*What is expected:*
From the listing below, copy each line where "data" occurs.
____________
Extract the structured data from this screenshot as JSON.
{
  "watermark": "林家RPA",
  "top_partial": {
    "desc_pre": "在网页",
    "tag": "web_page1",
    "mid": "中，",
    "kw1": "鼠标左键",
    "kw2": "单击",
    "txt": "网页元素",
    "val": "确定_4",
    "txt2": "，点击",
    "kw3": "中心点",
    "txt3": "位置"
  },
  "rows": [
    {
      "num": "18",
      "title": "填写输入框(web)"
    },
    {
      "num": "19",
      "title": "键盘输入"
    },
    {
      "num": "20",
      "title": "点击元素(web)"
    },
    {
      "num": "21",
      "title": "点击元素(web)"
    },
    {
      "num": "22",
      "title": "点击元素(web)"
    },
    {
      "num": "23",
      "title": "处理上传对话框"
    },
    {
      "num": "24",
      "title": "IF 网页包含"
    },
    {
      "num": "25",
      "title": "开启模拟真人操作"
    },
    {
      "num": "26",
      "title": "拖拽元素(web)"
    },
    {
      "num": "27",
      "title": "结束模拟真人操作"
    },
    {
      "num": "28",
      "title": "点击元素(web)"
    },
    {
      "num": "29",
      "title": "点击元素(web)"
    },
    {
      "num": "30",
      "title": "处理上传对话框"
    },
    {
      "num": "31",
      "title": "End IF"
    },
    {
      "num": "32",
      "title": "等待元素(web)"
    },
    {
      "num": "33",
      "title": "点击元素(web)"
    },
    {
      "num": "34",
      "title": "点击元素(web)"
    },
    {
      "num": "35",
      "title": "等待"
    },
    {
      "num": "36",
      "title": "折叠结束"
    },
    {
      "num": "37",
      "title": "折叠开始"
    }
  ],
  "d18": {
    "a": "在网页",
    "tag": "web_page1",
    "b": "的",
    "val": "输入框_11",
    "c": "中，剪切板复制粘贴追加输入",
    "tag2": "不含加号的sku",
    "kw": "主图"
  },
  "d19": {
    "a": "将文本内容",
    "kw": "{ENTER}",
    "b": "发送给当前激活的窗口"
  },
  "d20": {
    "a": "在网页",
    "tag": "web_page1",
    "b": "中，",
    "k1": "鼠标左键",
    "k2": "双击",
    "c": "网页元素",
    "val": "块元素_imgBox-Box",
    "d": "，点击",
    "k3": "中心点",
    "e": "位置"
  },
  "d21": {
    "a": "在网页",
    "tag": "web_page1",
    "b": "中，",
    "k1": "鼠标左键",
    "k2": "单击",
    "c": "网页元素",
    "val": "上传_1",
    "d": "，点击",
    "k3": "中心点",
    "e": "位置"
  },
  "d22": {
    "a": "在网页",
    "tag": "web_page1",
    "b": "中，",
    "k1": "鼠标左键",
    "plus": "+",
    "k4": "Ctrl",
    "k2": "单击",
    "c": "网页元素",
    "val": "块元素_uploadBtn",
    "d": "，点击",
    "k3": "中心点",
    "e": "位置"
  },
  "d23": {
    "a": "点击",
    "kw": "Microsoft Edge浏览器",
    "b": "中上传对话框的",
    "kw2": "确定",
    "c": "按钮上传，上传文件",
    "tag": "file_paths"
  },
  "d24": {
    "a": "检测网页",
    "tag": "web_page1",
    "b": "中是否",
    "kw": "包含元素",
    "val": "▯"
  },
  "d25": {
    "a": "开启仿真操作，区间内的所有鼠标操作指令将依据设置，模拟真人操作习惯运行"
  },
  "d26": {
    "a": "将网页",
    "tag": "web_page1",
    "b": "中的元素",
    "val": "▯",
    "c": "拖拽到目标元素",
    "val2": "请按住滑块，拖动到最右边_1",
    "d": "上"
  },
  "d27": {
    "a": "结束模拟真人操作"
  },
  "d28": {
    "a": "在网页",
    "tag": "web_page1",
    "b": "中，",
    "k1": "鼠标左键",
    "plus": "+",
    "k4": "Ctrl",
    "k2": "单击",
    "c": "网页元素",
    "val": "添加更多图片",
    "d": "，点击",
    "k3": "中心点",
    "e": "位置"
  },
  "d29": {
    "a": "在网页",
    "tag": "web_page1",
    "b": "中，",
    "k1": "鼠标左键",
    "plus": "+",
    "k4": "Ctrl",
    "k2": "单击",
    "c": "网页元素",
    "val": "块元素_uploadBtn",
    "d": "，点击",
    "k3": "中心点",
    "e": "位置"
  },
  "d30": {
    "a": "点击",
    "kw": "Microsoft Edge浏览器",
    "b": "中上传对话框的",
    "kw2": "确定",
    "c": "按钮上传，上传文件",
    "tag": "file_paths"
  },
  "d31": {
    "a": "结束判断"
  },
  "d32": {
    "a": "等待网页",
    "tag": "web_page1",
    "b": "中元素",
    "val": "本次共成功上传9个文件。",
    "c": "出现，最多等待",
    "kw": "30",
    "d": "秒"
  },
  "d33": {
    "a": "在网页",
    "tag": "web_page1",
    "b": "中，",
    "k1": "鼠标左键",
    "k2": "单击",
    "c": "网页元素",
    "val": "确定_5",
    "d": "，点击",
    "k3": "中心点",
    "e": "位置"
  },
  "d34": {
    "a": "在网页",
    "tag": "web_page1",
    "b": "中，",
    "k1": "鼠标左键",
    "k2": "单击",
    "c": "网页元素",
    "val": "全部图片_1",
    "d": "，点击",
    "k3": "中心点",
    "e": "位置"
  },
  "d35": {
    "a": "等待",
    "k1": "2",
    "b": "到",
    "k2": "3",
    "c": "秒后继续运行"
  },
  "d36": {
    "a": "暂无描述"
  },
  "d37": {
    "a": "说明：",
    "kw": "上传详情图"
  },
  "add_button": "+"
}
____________
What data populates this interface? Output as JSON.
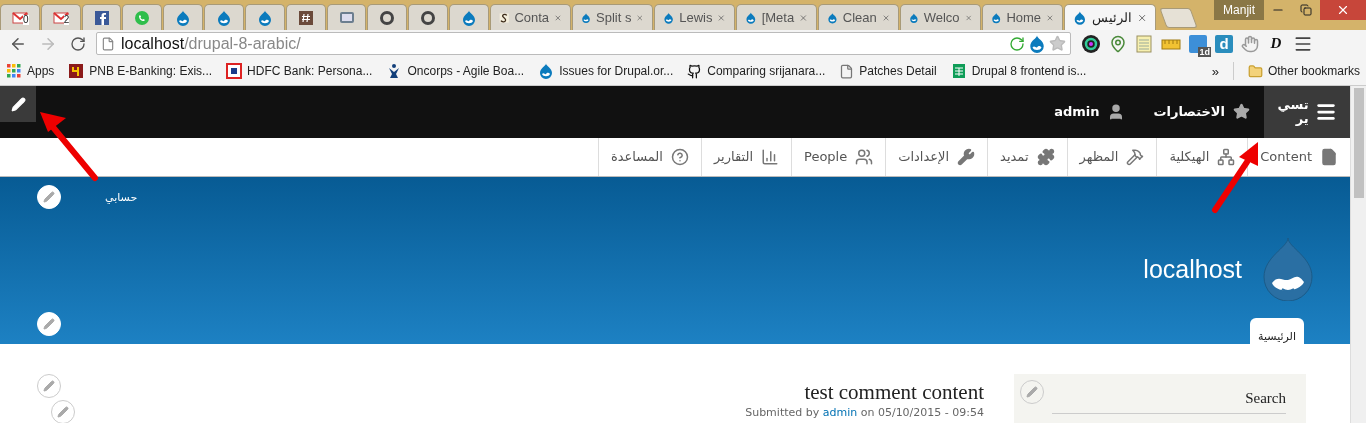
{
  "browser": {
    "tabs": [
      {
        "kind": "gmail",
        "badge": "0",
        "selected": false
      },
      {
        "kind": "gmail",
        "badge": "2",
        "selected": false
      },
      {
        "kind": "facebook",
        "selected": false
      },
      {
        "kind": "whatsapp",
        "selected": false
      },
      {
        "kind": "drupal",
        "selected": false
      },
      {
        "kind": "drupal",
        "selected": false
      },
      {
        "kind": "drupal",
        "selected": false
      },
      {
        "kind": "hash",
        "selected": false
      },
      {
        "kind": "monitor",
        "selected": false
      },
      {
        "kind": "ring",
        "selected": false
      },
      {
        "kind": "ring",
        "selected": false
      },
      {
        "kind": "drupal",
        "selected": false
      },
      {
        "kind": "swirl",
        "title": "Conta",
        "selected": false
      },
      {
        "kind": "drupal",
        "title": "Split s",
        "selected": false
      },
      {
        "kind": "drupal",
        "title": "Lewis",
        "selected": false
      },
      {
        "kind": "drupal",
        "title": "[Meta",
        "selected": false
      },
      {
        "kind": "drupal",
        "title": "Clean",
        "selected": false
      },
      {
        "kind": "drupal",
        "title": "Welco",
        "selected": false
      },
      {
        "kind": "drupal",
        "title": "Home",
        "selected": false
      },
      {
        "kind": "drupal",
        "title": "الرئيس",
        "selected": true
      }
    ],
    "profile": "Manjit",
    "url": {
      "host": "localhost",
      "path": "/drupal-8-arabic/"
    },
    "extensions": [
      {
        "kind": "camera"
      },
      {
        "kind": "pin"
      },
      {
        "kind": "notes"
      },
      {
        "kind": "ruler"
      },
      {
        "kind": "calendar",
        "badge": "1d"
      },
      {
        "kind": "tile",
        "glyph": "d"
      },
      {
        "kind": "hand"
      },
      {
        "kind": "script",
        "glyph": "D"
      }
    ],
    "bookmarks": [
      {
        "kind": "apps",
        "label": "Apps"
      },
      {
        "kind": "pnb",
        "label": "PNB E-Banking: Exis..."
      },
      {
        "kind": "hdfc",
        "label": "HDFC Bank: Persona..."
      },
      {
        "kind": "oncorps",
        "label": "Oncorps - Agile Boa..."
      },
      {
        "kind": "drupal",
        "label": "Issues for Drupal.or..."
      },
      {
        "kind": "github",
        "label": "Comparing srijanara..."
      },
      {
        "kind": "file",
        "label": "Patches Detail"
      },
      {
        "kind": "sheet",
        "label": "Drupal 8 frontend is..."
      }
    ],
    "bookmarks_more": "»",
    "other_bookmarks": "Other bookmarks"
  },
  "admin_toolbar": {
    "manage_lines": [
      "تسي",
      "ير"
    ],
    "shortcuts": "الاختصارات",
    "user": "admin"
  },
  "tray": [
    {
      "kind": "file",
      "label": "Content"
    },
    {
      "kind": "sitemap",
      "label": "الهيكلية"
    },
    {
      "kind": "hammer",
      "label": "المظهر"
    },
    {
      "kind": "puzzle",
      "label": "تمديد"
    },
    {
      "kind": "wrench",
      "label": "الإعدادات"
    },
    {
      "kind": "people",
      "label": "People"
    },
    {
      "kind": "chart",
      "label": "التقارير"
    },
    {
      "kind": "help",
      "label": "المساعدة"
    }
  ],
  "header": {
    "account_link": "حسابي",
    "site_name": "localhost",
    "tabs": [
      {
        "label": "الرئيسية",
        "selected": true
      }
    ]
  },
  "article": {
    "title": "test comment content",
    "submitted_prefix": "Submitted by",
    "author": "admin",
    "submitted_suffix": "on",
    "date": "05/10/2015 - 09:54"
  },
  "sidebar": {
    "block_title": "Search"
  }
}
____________
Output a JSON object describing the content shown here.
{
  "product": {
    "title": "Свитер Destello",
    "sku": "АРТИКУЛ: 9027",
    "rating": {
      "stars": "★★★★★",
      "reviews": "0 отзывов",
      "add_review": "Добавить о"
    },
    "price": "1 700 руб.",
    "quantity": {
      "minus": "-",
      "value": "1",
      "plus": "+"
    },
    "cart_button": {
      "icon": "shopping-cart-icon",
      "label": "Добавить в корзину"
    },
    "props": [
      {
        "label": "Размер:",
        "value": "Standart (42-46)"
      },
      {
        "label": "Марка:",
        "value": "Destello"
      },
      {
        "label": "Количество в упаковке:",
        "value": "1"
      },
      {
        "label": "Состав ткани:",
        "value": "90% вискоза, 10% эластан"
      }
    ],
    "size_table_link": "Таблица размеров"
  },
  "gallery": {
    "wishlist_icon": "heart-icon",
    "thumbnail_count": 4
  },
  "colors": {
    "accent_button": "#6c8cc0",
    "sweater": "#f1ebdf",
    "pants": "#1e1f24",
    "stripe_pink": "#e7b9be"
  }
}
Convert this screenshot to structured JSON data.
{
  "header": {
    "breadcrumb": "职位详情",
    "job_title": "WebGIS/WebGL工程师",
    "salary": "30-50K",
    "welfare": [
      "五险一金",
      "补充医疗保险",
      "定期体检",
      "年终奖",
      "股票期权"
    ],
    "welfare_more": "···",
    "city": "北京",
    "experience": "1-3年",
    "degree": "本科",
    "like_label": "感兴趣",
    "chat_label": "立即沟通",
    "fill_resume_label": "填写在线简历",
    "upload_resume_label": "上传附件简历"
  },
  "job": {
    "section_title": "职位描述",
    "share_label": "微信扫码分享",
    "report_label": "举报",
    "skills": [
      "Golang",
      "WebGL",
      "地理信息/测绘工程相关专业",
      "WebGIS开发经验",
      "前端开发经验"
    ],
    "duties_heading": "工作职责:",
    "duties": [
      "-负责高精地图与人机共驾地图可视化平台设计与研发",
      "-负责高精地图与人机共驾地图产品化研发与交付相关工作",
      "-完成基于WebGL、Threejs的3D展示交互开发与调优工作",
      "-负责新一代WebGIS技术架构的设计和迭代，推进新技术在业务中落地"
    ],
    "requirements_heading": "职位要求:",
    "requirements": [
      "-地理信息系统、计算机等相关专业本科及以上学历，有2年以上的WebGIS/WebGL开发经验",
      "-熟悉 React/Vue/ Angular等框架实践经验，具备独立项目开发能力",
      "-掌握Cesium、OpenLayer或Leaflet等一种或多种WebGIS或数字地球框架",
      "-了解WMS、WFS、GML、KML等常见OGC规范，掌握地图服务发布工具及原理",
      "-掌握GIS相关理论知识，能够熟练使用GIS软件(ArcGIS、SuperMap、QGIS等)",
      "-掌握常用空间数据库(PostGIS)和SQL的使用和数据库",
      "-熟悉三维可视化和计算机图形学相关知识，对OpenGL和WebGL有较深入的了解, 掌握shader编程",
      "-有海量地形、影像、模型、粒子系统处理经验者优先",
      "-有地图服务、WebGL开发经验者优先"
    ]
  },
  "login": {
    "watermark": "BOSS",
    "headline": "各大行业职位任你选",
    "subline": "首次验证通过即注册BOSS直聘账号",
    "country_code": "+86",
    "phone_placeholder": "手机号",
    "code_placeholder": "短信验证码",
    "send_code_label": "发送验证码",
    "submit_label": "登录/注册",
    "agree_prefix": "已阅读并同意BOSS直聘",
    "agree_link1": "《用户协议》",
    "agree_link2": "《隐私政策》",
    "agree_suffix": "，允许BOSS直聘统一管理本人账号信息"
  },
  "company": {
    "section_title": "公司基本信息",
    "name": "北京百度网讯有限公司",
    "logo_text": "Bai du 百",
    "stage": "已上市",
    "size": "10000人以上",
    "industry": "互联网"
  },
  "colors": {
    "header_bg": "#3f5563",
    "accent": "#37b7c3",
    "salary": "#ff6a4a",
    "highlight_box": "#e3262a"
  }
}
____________
*Finished exercise:*
Extract the structured data from this screenshot as JSON.
What data populates this interface? Output as JSON.
Convert this screenshot to structured JSON data.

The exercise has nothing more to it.